Once in Pittsburgh, Andrew worked in one of the industrialized cotton mills as a bobbin boy. He carried bobbins to the loom-workers, whose only job was to keep the power-looms fed. Andrew worked from dawn to dusk. His pay was $1.20 per week. A year later he was hired as a messenger for the local telegraph company, where he taught himself to use the equipment and was subsequently promoted to telegraph operator.
That was a skill the Pennsylvania Railroad found useful. According to Wikipedia, depot telegraph operators would keep track of train arrival times at each station and telegraph the information on to other operators and the dispatcher. The local operator would also set the track switches to enable the inferior train to pull into the siding upon the approach of the superior train.
Andrew took a job with the railroad, where his diligence was recognized. He was promoted to superintendent at age 24.
One had to mind the telegraph, but there was much dead time between messages and Carnegie was both ambitious and an insatiable reader. He took advantage of the generosity of a local Civil War veteran who made his personal library available to local working boys. For the rest of his life, books provided Carnegie with most of his autodidactic education. Access to the veteran’s library almost certainly influenced Carnegie’s philanthropic underwriting of public libraries in later life.

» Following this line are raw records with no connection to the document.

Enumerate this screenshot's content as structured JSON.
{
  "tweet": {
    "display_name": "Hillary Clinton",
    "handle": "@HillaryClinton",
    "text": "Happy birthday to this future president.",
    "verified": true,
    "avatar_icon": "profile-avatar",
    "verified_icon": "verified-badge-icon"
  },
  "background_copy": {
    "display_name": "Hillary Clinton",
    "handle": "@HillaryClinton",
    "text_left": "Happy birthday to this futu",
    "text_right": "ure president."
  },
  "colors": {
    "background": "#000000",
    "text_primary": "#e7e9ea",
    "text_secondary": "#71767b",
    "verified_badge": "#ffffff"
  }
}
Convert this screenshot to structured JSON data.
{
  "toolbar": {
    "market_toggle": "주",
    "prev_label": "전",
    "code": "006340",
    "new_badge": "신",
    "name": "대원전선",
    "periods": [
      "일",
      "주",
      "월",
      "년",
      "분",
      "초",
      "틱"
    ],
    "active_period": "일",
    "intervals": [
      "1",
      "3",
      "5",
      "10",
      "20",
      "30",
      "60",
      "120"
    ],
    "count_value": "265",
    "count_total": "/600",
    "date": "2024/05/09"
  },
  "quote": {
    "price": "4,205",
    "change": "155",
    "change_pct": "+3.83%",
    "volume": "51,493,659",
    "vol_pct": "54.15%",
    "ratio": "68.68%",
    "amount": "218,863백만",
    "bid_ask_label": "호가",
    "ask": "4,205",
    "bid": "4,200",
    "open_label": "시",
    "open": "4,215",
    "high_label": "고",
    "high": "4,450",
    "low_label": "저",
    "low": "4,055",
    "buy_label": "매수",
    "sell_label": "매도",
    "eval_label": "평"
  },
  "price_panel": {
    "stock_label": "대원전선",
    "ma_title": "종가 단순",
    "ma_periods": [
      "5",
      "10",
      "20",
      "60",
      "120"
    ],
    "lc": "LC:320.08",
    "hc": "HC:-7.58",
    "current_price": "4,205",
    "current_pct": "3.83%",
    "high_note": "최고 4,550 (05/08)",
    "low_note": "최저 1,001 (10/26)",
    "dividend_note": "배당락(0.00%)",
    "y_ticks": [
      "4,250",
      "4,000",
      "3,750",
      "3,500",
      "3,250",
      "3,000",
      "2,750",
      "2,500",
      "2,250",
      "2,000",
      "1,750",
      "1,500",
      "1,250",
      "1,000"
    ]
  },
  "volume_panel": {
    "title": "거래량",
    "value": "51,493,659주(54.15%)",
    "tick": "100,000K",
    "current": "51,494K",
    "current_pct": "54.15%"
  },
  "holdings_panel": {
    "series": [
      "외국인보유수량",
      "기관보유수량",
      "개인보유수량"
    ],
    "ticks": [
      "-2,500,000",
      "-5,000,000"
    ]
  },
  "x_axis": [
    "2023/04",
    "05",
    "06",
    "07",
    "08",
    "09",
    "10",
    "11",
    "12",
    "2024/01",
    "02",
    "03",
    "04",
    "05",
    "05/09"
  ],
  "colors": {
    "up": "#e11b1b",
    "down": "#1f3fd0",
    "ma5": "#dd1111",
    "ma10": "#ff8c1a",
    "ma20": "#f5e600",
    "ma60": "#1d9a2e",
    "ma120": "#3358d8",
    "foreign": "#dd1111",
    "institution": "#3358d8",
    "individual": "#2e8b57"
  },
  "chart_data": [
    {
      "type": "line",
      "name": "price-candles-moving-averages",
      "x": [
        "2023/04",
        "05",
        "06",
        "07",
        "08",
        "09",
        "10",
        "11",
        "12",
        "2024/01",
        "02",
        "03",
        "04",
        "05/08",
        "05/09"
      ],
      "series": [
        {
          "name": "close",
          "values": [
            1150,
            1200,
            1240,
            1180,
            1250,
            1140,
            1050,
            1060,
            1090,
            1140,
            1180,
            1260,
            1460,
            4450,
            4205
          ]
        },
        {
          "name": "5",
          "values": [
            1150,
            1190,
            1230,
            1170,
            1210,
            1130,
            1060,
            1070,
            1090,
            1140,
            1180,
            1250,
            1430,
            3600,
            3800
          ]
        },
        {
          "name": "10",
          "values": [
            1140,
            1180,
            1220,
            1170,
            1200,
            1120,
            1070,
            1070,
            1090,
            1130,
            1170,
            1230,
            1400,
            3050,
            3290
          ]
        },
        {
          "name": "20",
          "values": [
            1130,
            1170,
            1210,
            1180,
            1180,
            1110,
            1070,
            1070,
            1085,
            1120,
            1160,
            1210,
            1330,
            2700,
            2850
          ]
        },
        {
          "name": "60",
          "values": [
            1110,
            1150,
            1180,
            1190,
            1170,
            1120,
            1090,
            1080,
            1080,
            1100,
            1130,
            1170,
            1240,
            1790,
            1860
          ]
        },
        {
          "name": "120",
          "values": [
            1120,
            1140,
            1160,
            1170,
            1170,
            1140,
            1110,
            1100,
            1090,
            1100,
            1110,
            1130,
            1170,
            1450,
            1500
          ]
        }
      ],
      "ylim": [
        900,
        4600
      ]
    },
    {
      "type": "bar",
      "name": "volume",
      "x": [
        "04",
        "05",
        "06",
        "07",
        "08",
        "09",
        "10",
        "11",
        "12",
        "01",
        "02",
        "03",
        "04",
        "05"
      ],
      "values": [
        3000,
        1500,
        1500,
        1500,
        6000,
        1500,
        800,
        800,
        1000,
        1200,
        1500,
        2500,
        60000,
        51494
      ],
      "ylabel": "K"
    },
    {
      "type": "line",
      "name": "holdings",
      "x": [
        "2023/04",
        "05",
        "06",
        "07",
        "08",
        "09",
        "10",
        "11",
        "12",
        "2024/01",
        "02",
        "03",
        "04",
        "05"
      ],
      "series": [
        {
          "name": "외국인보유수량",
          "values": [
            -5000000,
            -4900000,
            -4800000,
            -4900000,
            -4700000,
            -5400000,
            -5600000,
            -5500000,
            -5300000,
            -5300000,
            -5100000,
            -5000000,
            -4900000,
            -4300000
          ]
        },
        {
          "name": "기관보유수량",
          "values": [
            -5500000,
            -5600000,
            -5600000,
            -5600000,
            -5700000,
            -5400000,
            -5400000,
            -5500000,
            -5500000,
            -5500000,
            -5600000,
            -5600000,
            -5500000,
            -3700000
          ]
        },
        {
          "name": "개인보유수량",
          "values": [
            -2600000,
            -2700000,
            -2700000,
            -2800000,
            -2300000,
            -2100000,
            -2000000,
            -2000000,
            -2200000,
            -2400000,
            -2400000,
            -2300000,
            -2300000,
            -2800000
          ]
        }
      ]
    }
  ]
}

(3) The rich should use their accumulated wealth to promote the general good through donations to universities, libraries, medical institutions, public parks, etc.
Carnegie shifted gears when he reached the last two Principles. He no longer focused on living within one’s means. That now was assumed. The discussion was now about excess wealth. These funds can be substantial, but are not now needed and will likely never be needed, yet good manners require something to be done with them. These funds can be substantial.
Carnegie reached that point in 1901, upon the sale of his steel company, to John Pierpont Morgan for almost half a billion dollars (then-money).
It’s difficult to spend that much money wisely. He decided to give it away, in the manner he recommended in his 1889 articles, specifically Principle 3.
Over time Carnegie established a dozen or more charitable trusts and institutions, the largest of which was The Carnegie Corporation of New York. It was founded in 1911 to support education, in the United States and (later) the world.
The Carnegie Mansion at 2 East 91st at 5th Avenue, New York City. Purchased 1902, following the sale of Carnegie Steel to J.M. Morgan.
(4) for the rich are mere trustees of their wealth.
The responsibility of the trustee is to administer trust assets in accordance with the desires of the grantor. This is a relatively simple matter when the donor is also the trustee, but things can change upon his death. Successor trustees have been known to interpret the terms of the trust in expansive ways that would be unfamiliar to the original grantor.
An increasing number of seriously rich people preemptively manage the possibility of mission creep by transferring their wealth during their lifetime or upon their death. One occasionally hears of arrangements whereby the grantor retains the trust income during the remainder of his life and the beneficiary receives the principal in a lump sum upon his death.
This article is for informational purposes only and is not intended as professional advice. Klarise Yahya is not a financial planner. Nothing in this article is presented as investment guidance. For specific circumstances, please contact an appropriately licensed professional. Klarise Yahya is a Commercial Mortgage Broker specializing in difficult-to-place mortgages for any kind of property. If you are thinking of refinancing or purchasing real estate, perhaps Klarise Yahya can help. For a complimentary mortgage analysis, please call her at (818) 414-7830 or email [email protected].